8 April 2019


Iain Duncan Smith welcomes proposals to make internet safer

Iain Duncan Smith welcomes the Government’s White Paper setting out proposals to make the internet a safer place and calls on the Secretary of State to look at legal constraints to the idea that social media companies are responsible for the content on their website and also liase with the United States to identify commonality of purpose.

Mr Iain Duncan Smith (Chingford and Woodford Green) (Con)

I congratulate my right hon. and learned Friend on producing something that clearly binds all parts of the House together. There is much to be welcomed. I want to make two quick points. First, at the heart of the problem is the business model for such businesses. Because they are so light touch and therefore bear no responsibility for what they publish, they have in a sense been able to build up companies on the cheap. Making them publishers of their content is the quickest way to achieve our No. 1 purpose, which is to break up what Adam Smith in “The Wealth of Nations” called “cartelling”. May I direct the Secretary of State, as he looks at the legal constraints, to the idea that such businesses should be responsible, as publishers are, for the content on their websites? That would radically change everything. Has he had conversations with his counterparts in the United States to see whether there is commonality of purpose in what he requests?

Jeremy Wright

The argument about whether such businesses are publishers or platforms takes up a great deal of time, and not necessarily to great purpose. It is better to ask how we can keep the focus on ensuring that online platforms take responsibility for what they do. We believe that the duty of care is the right method. It will not be sustainable any longer for online companies to say, “We have no responsibility for the harms that may appear on our platforms.” They will instead be required—by law if necessary—to look at what they can do to keep their users safe in any reasonably practicable way they can. If they do not do that, they will find that the regulator imposes sanctions upon them.

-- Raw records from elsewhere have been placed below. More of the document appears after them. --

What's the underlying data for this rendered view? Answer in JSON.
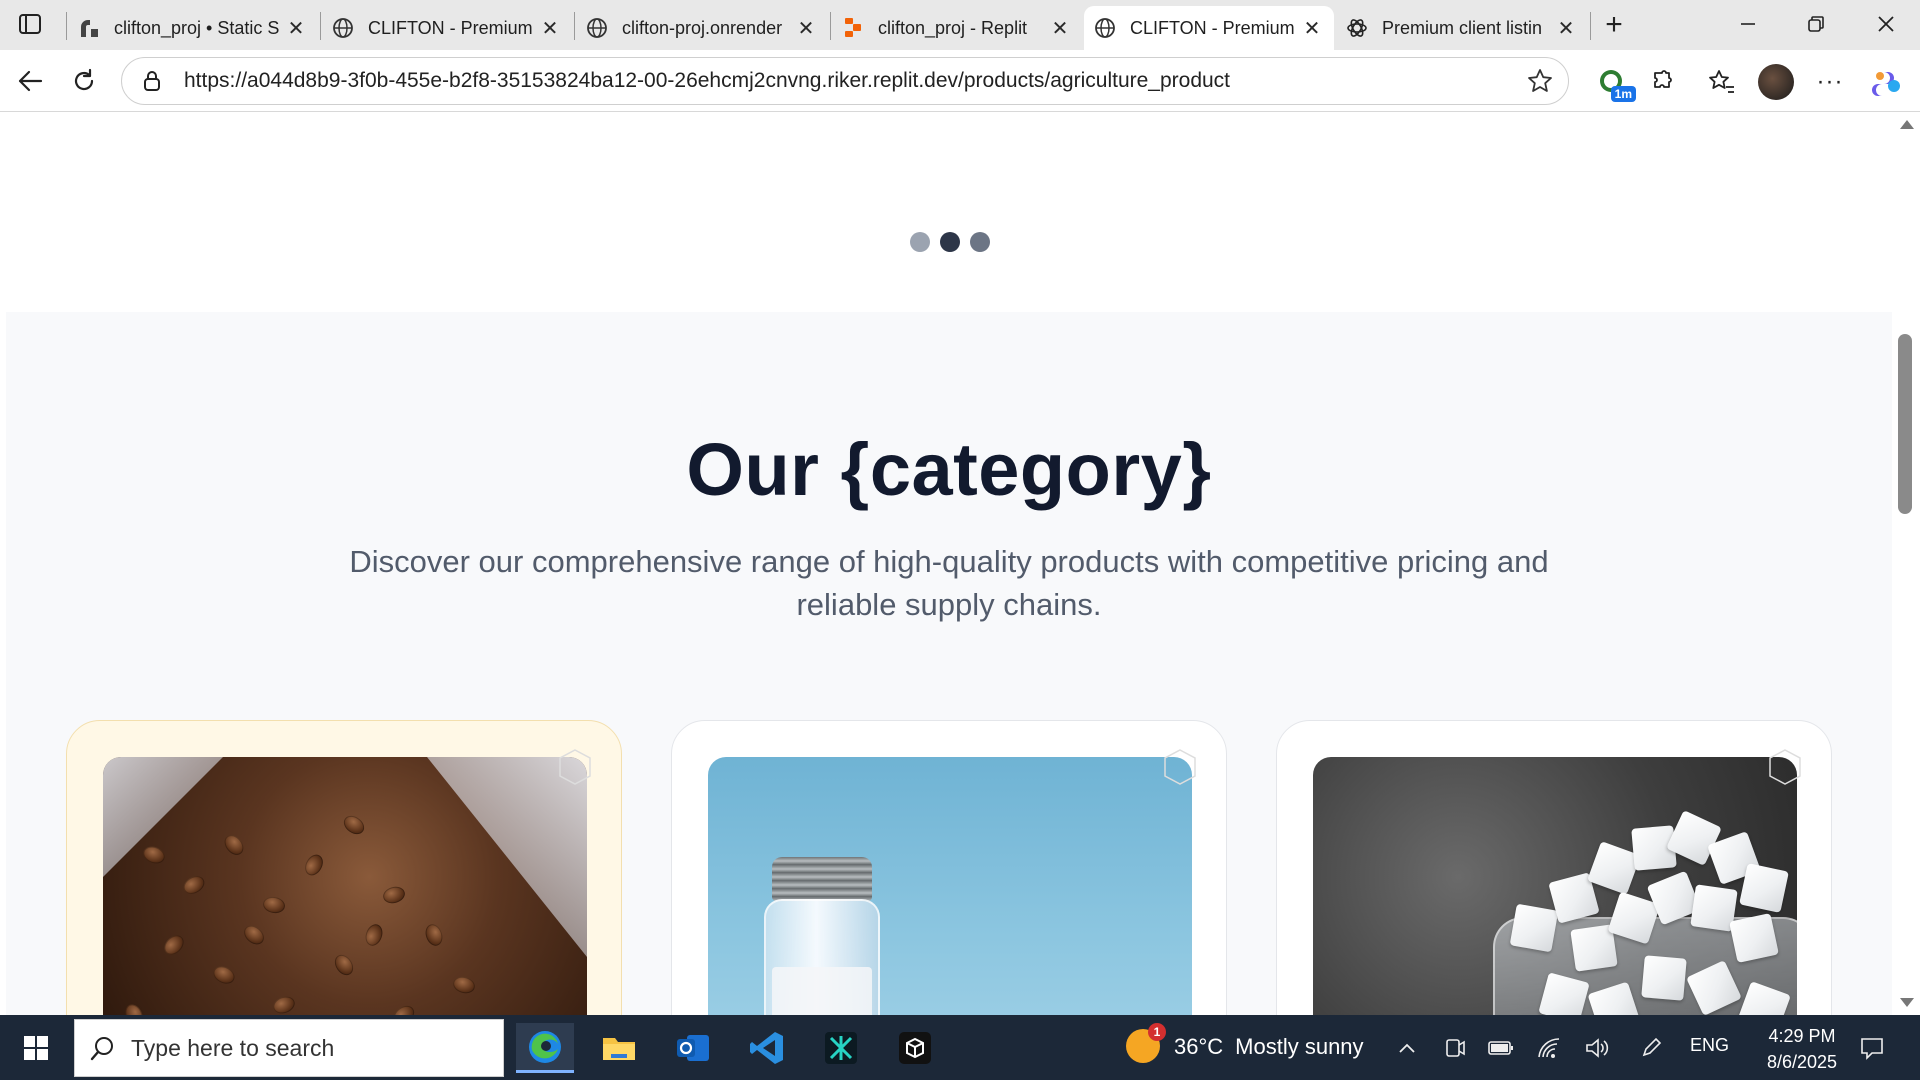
{
  "browser": {
    "tabs": [
      {
        "title": "clifton_proj • Static S",
        "favicon": "render-icon",
        "active": false
      },
      {
        "title": "CLIFTON - Premium",
        "favicon": "globe-icon",
        "active": false
      },
      {
        "title": "clifton-proj.onrender",
        "favicon": "globe-icon",
        "active": false
      },
      {
        "title": "clifton_proj - Replit",
        "favicon": "replit-icon",
        "active": false
      },
      {
        "title": "CLIFTON - Premium",
        "favicon": "globe-icon",
        "active": true
      },
      {
        "title": "Premium client listin",
        "favicon": "chatgpt-icon",
        "active": false
      }
    ],
    "url": "https://a044d8b9-3f0b-455e-b2f8-35153824ba12-00-26ehcmj2cnvng.riker.replit.dev/products/agriculture_product",
    "extension_badge": "1m"
  },
  "page": {
    "carousel": {
      "dot_count": 3,
      "active_index": 1
    },
    "category": {
      "title": "Our {category}",
      "description": "Discover our comprehensive range of high-quality products with competitive pricing and reliable supply chains."
    },
    "products": [
      {
        "image": "coffee-beans",
        "featured": true
      },
      {
        "image": "salt-shaker",
        "featured": false
      },
      {
        "image": "sugar-cubes",
        "featured": false
      }
    ]
  },
  "taskbar": {
    "search_placeholder": "Type here to search",
    "weather": {
      "temp": "36°C",
      "condition": "Mostly sunny",
      "badge": "1"
    },
    "language": "ENG",
    "time": "4:29 PM",
    "date": "8/6/2025"
  },
  "colors": {
    "heading": "#121a2e",
    "body_text": "#525b6b",
    "featured_card_bg": "#fff8e6",
    "taskbar_bg": "#1c2838"
  }
}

That seems the right way forward.

I said earlier that it is appropriate for the United Kingdom to lead on this matter, and we should be proud that we are doing so, but I hope that other countries, including the United States, will see how we are approaching common challenges that the United States faces, too, and will seek to adopt similar proposals.